### WORK REQUEST
All records below are to be set down precisely as written, excluding pictures.

[Website and app data records]
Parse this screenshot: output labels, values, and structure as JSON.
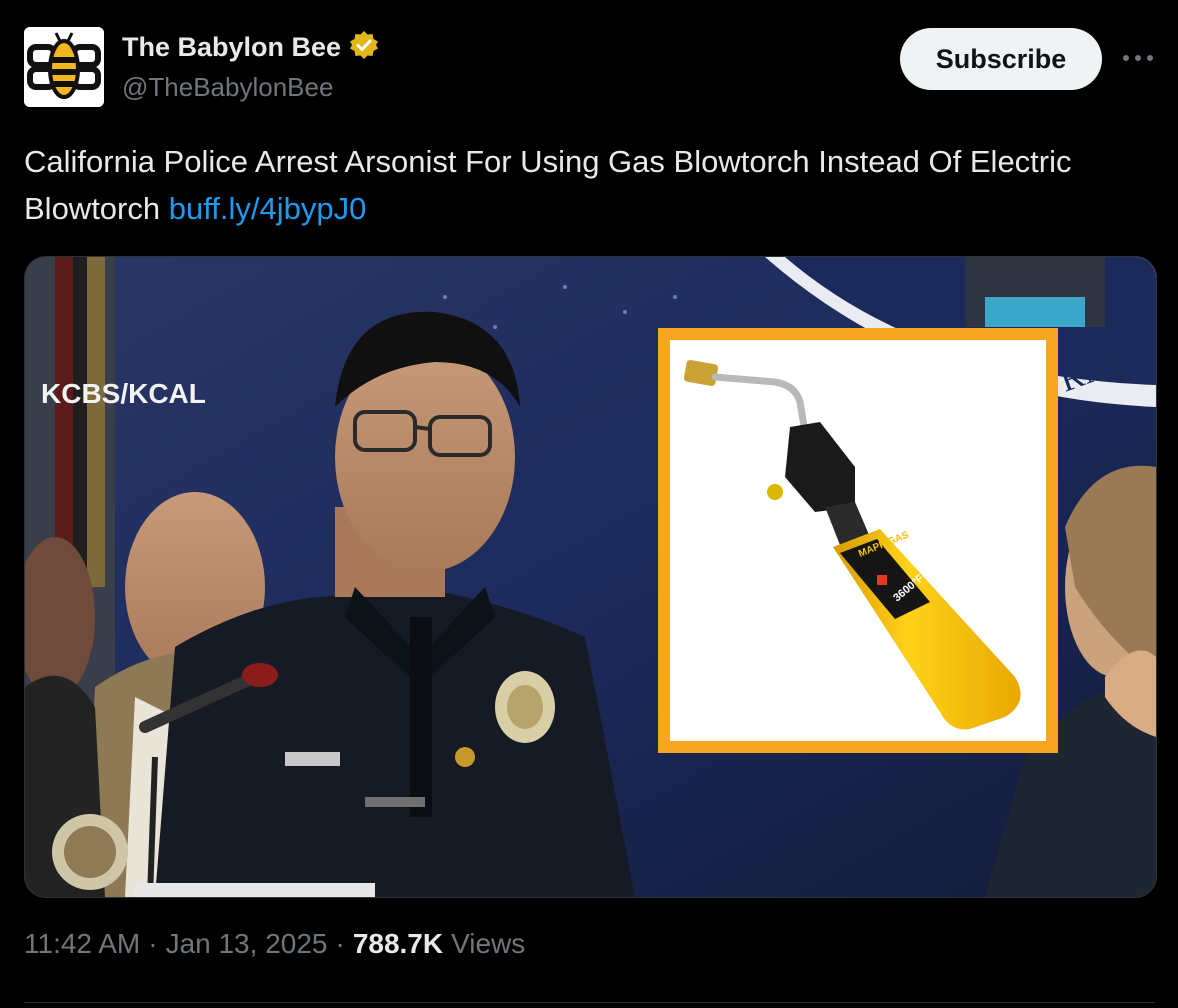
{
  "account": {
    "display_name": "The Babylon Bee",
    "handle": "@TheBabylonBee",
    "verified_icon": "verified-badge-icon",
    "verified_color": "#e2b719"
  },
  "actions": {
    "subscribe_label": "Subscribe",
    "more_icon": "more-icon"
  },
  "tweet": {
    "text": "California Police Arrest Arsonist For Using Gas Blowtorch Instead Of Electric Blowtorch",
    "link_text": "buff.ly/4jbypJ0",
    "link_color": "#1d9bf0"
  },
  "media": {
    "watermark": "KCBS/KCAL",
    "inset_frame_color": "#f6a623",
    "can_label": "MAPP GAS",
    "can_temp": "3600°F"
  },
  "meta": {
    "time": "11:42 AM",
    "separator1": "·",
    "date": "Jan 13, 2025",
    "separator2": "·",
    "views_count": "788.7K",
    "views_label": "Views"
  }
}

### THE ANSWER
Parse this screenshot: output labels, values, and structure as JSON.
{
  "account": {
    "display_name": "The Babylon Bee",
    "handle": "@TheBabylonBee",
    "verified_icon": "verified-badge-icon",
    "verified_color": "#e2b719"
  },
  "actions": {
    "subscribe_label": "Subscribe",
    "more_icon": "more-icon"
  },
  "tweet": {
    "text": "California Police Arrest Arsonist For Using Gas Blowtorch Instead Of Electric Blowtorch",
    "link_text": "buff.ly/4jbypJ0",
    "link_color": "#1d9bf0"
  },
  "media": {
    "watermark": "KCBS/KCAL",
    "inset_frame_color": "#f6a623",
    "can_label": "MAPP GAS",
    "can_temp": "3600°F"
  },
  "meta": {
    "time": "11:42 AM",
    "separator1": "·",
    "date": "Jan 13, 2025",
    "separator2": "·",
    "views_count": "788.7K",
    "views_label": "Views"
  }
}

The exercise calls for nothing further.